WORK REQUIRED: Among the lines of the material below, count those with the string "mind". Give the number alone.

DATA:
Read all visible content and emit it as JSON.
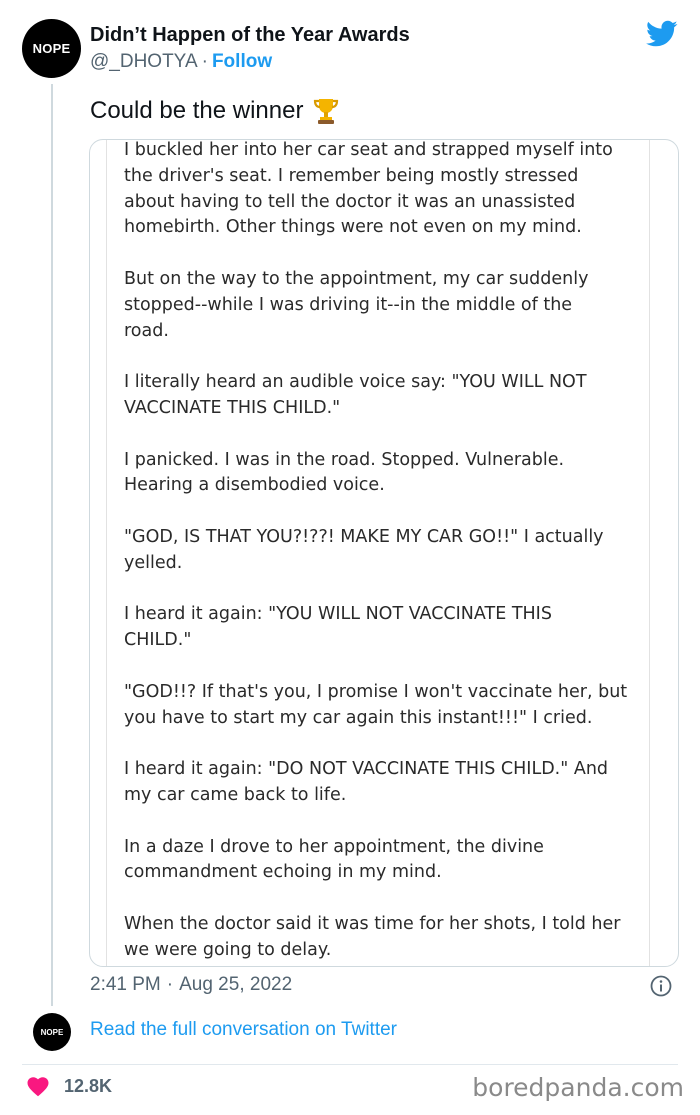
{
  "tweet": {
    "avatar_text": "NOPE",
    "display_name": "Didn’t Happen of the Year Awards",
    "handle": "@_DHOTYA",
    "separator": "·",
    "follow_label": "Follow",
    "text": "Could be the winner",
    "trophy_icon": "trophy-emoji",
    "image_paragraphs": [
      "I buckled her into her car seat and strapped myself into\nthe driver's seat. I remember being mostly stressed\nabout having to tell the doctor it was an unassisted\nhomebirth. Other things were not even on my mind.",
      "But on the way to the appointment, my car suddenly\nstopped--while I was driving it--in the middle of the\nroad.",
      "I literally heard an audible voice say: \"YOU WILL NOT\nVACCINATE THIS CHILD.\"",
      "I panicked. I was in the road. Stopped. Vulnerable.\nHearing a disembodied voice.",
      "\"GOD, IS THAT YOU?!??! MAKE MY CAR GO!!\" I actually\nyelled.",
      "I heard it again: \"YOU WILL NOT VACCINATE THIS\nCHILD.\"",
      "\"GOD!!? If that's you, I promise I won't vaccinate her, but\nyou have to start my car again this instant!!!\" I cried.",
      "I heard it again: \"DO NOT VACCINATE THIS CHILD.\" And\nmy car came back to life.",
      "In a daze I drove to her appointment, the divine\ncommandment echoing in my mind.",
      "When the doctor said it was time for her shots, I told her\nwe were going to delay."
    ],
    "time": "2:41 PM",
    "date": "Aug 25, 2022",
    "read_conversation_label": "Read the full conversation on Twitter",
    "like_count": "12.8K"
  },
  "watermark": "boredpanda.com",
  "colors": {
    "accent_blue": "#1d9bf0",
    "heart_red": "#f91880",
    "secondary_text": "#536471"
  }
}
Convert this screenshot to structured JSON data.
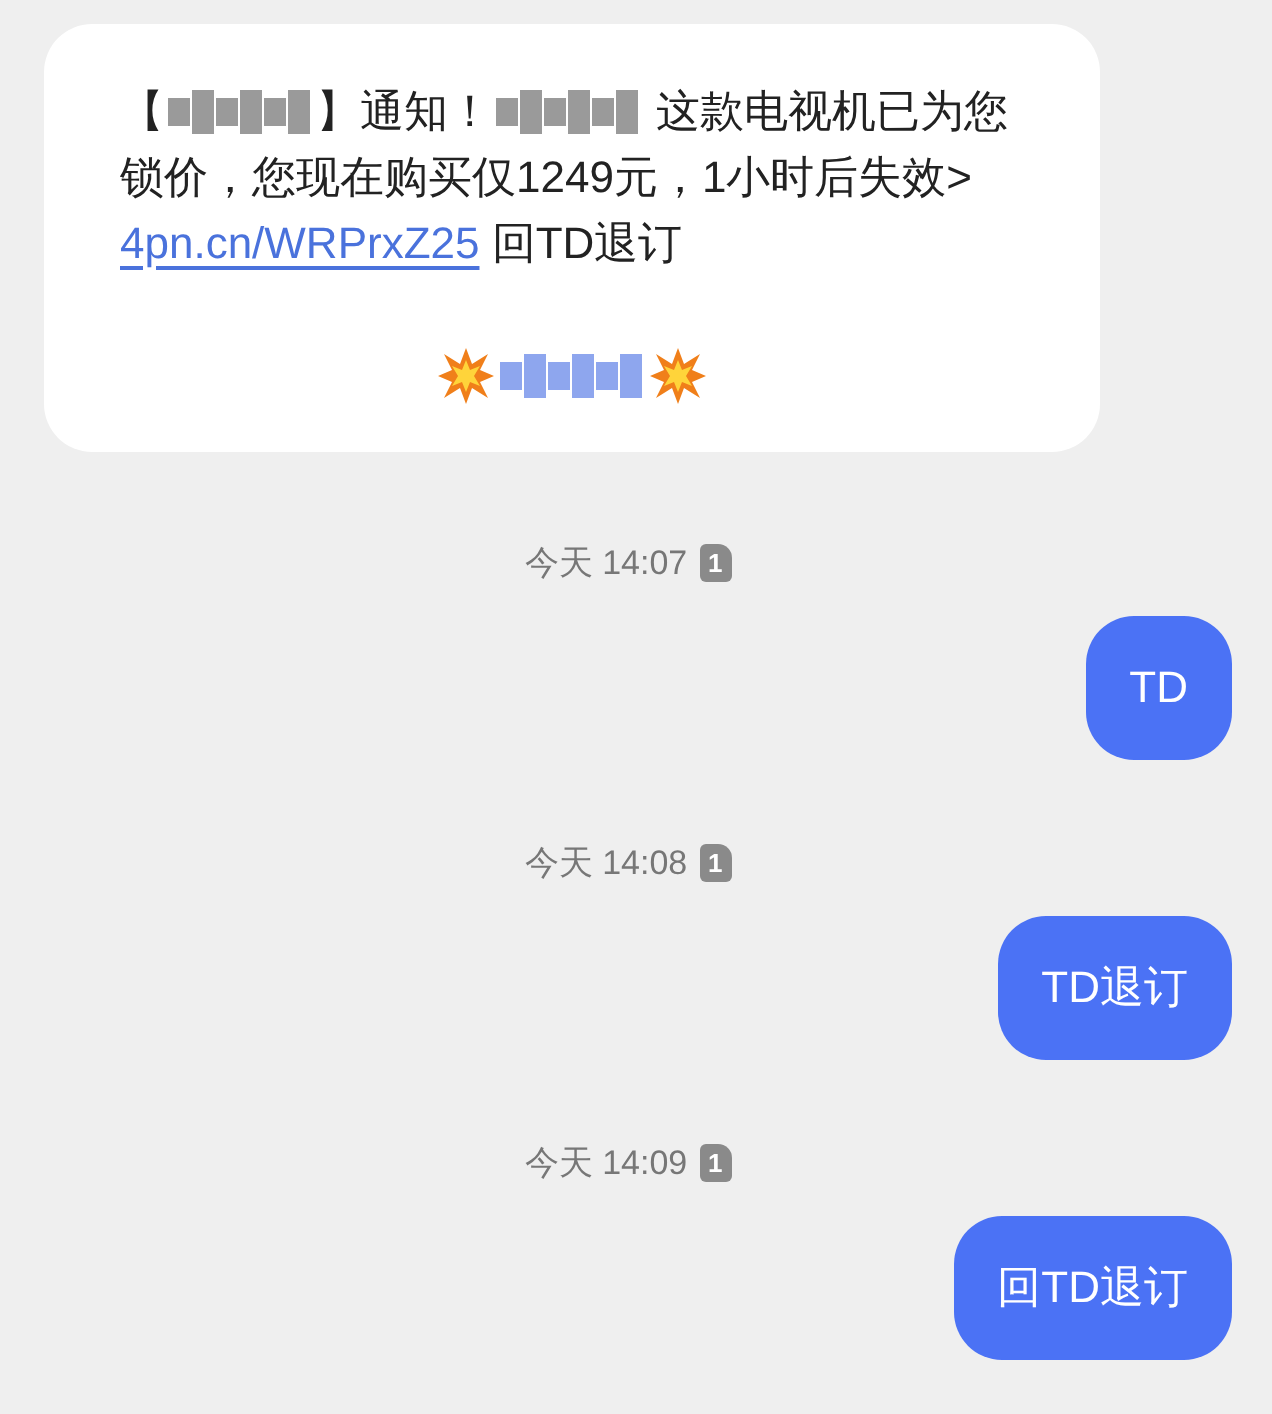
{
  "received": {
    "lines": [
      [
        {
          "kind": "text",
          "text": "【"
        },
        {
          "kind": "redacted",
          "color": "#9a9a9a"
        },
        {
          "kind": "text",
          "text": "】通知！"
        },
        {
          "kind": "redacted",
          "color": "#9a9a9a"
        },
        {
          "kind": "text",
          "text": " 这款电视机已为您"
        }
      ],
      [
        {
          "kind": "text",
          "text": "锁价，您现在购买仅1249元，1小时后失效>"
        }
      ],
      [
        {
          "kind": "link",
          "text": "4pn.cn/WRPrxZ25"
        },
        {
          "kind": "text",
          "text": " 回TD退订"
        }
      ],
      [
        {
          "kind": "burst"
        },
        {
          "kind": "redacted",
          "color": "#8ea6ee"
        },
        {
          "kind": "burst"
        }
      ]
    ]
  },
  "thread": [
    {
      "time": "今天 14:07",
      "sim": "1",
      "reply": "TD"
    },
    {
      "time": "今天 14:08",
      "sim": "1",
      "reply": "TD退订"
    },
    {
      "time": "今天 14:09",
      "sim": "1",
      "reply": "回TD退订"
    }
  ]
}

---

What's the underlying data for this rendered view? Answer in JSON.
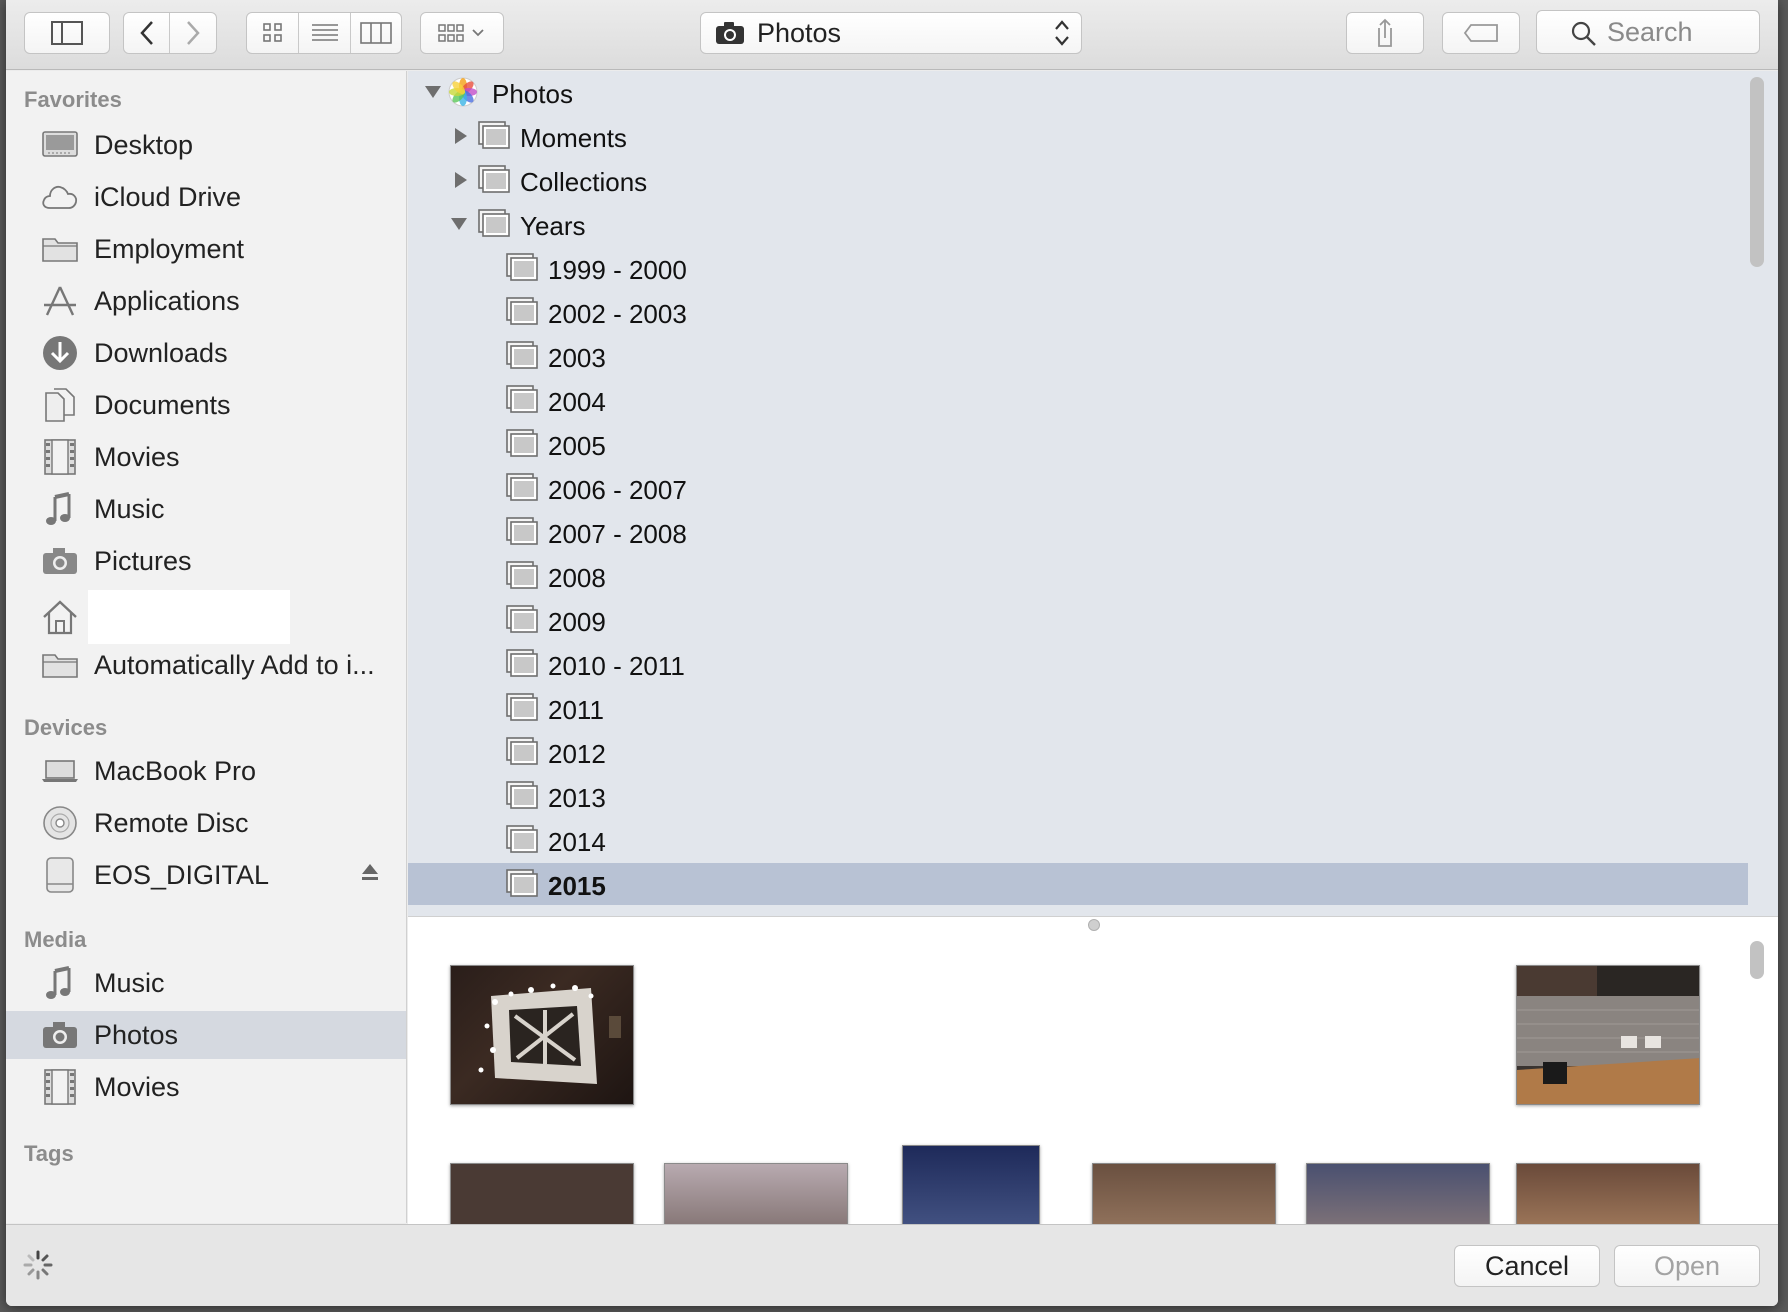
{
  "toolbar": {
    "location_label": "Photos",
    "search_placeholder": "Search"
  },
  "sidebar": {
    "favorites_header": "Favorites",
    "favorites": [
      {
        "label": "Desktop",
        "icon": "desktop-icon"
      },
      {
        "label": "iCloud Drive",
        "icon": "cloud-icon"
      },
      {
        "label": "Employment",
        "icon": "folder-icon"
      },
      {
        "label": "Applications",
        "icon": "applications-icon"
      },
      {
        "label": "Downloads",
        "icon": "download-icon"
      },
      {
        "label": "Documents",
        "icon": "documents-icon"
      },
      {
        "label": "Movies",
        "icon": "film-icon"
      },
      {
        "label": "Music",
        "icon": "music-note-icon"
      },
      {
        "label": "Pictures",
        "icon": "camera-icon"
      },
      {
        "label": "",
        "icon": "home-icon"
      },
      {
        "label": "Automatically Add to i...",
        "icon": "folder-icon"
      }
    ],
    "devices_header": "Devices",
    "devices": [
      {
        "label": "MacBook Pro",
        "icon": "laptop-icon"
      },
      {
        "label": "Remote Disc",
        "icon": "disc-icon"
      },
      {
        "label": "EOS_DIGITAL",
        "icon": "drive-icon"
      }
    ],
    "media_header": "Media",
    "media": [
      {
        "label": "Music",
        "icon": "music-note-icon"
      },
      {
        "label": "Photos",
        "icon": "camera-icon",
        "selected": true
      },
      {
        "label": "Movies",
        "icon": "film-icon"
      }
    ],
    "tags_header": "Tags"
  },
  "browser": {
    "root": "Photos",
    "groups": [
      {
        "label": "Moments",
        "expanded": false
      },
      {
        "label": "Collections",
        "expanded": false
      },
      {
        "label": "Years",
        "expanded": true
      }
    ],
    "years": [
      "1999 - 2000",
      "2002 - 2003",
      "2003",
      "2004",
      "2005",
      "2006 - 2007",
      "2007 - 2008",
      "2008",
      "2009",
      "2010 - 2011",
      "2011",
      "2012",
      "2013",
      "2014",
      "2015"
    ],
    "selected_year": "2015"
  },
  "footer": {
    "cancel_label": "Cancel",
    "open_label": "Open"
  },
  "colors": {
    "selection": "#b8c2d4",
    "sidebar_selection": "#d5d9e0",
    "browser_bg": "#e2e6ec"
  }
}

WRITTEN SOLUTION: 2